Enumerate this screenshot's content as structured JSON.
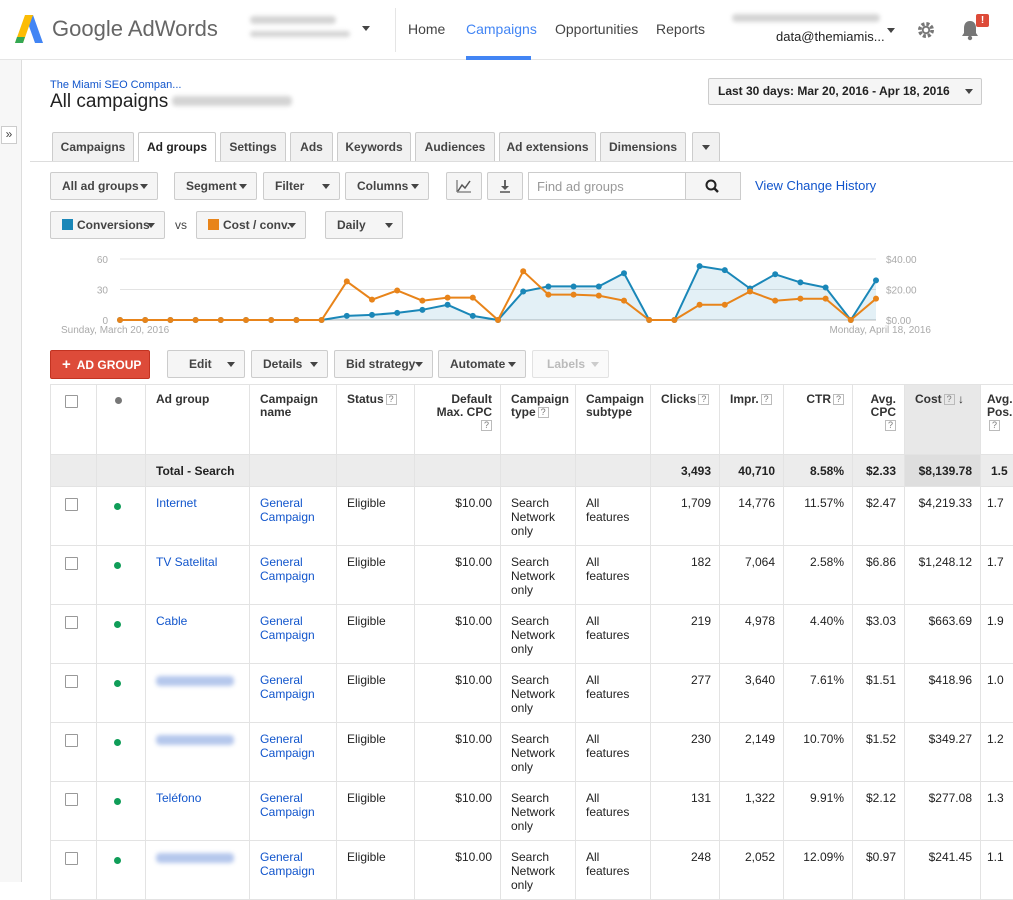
{
  "header": {
    "product_name": "Google AdWords",
    "nav": [
      "Home",
      "Campaigns",
      "Opportunities",
      "Reports"
    ],
    "active_nav": "Campaigns",
    "account_email": "data@themiamis...",
    "notification_badge": "!",
    "icons": [
      "adwords-logo-icon",
      "gear-icon",
      "bell-icon",
      "chevron-down-icon"
    ]
  },
  "page": {
    "breadcrumb": "The Miami SEO Compan...",
    "title": "All campaigns",
    "date_range": "Last 30 days: Mar 20, 2016 - Apr 18, 2016"
  },
  "tabs": [
    "Campaigns",
    "Ad groups",
    "Settings",
    "Ads",
    "Keywords",
    "Audiences",
    "Ad extensions",
    "Dimensions"
  ],
  "active_tab": "Ad groups",
  "toolbar": {
    "filter_scope": "All ad groups",
    "segment": "Segment",
    "filter": "Filter",
    "columns": "Columns",
    "search_placeholder": "Find ad groups",
    "history_link": "View Change History"
  },
  "chart_controls": {
    "metric1": "Conversions",
    "vs": "vs",
    "metric2": "Cost / conv.",
    "granularity": "Daily",
    "metric1_color": "#1a87b8",
    "metric2_color": "#e8841a"
  },
  "chart_data": {
    "type": "line",
    "x_start_label": "Sunday, March 20, 2016",
    "x_end_label": "Monday, April 18, 2016",
    "left_ticks": [
      "60",
      "30",
      "0"
    ],
    "right_ticks": [
      "$40.00",
      "$20.00",
      "$0.00"
    ],
    "ylim_left": [
      0,
      60
    ],
    "ylim_right": [
      0,
      40
    ],
    "series": [
      {
        "name": "Conversions",
        "axis": "left",
        "color": "#1a87b8",
        "values": [
          0,
          0,
          0,
          0,
          0,
          0,
          0,
          0,
          0,
          4,
          5,
          7,
          10,
          15,
          4,
          0,
          28,
          33,
          33,
          33,
          46,
          0,
          0,
          53,
          49,
          31,
          45,
          37,
          32,
          0,
          39
        ]
      },
      {
        "name": "Cost / conv.",
        "axis": "left",
        "color": "#e8841a",
        "values": [
          0,
          0,
          0,
          0,
          0,
          0,
          0,
          0,
          0,
          38,
          20,
          29,
          19,
          22,
          22,
          0,
          48,
          25,
          25,
          24,
          19,
          0,
          0,
          15,
          15,
          28,
          19,
          21,
          21,
          0,
          21
        ]
      }
    ]
  },
  "actions": {
    "add": "AD GROUP",
    "edit": "Edit",
    "details": "Details",
    "bid_strategy": "Bid strategy",
    "automate": "Automate",
    "labels": "Labels"
  },
  "table": {
    "columns": [
      "Ad group",
      "Campaign name",
      "Status",
      "Default Max. CPC",
      "Campaign type",
      "Campaign subtype",
      "Clicks",
      "Impr.",
      "CTR",
      "Avg. CPC",
      "Cost",
      "Avg. Pos."
    ],
    "total": {
      "label": "Total - Search",
      "clicks": "3,493",
      "impr": "40,710",
      "ctr": "8.58%",
      "avg_cpc": "$2.33",
      "cost": "$8,139.78",
      "avg_pos": "1.5"
    },
    "rows": [
      {
        "ad_group": "Internet",
        "campaign": "General Campaign",
        "status": "Eligible",
        "max_cpc": "$10.00",
        "type": "Search Network only",
        "subtype": "All features",
        "clicks": "1,709",
        "impr": "14,776",
        "ctr": "11.57%",
        "avg_cpc": "$2.47",
        "cost": "$4,219.33",
        "avg_pos": "1.7"
      },
      {
        "ad_group": "TV Satelital",
        "campaign": "General Campaign",
        "status": "Eligible",
        "max_cpc": "$10.00",
        "type": "Search Network only",
        "subtype": "All features",
        "clicks": "182",
        "impr": "7,064",
        "ctr": "2.58%",
        "avg_cpc": "$6.86",
        "cost": "$1,248.12",
        "avg_pos": "1.7"
      },
      {
        "ad_group": "Cable",
        "campaign": "General Campaign",
        "status": "Eligible",
        "max_cpc": "$10.00",
        "type": "Search Network only",
        "subtype": "All features",
        "clicks": "219",
        "impr": "4,978",
        "ctr": "4.40%",
        "avg_cpc": "$3.03",
        "cost": "$663.69",
        "avg_pos": "1.9"
      },
      {
        "ad_group": "",
        "campaign": "General Campaign",
        "status": "Eligible",
        "max_cpc": "$10.00",
        "type": "Search Network only",
        "subtype": "All features",
        "clicks": "277",
        "impr": "3,640",
        "ctr": "7.61%",
        "avg_cpc": "$1.51",
        "cost": "$418.96",
        "avg_pos": "1.0"
      },
      {
        "ad_group": "",
        "campaign": "General Campaign",
        "status": "Eligible",
        "max_cpc": "$10.00",
        "type": "Search Network only",
        "subtype": "All features",
        "clicks": "230",
        "impr": "2,149",
        "ctr": "10.70%",
        "avg_cpc": "$1.52",
        "cost": "$349.27",
        "avg_pos": "1.2"
      },
      {
        "ad_group": "Teléfono",
        "campaign": "General Campaign",
        "status": "Eligible",
        "max_cpc": "$10.00",
        "type": "Search Network only",
        "subtype": "All features",
        "clicks": "131",
        "impr": "1,322",
        "ctr": "9.91%",
        "avg_cpc": "$2.12",
        "cost": "$277.08",
        "avg_pos": "1.3"
      },
      {
        "ad_group": "",
        "campaign": "General Campaign",
        "status": "Eligible",
        "max_cpc": "$10.00",
        "type": "Search Network only",
        "subtype": "All features",
        "clicks": "248",
        "impr": "2,052",
        "ctr": "12.09%",
        "avg_cpc": "$0.97",
        "cost": "$241.45",
        "avg_pos": "1.1"
      }
    ]
  }
}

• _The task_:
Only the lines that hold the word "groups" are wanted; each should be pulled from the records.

• _Exercise solution_:
    "Ad groups",
  "active_tab": "Ad groups",
    "filter_scope": "All ad groups",
    "search_placeholder": "Find ad groups",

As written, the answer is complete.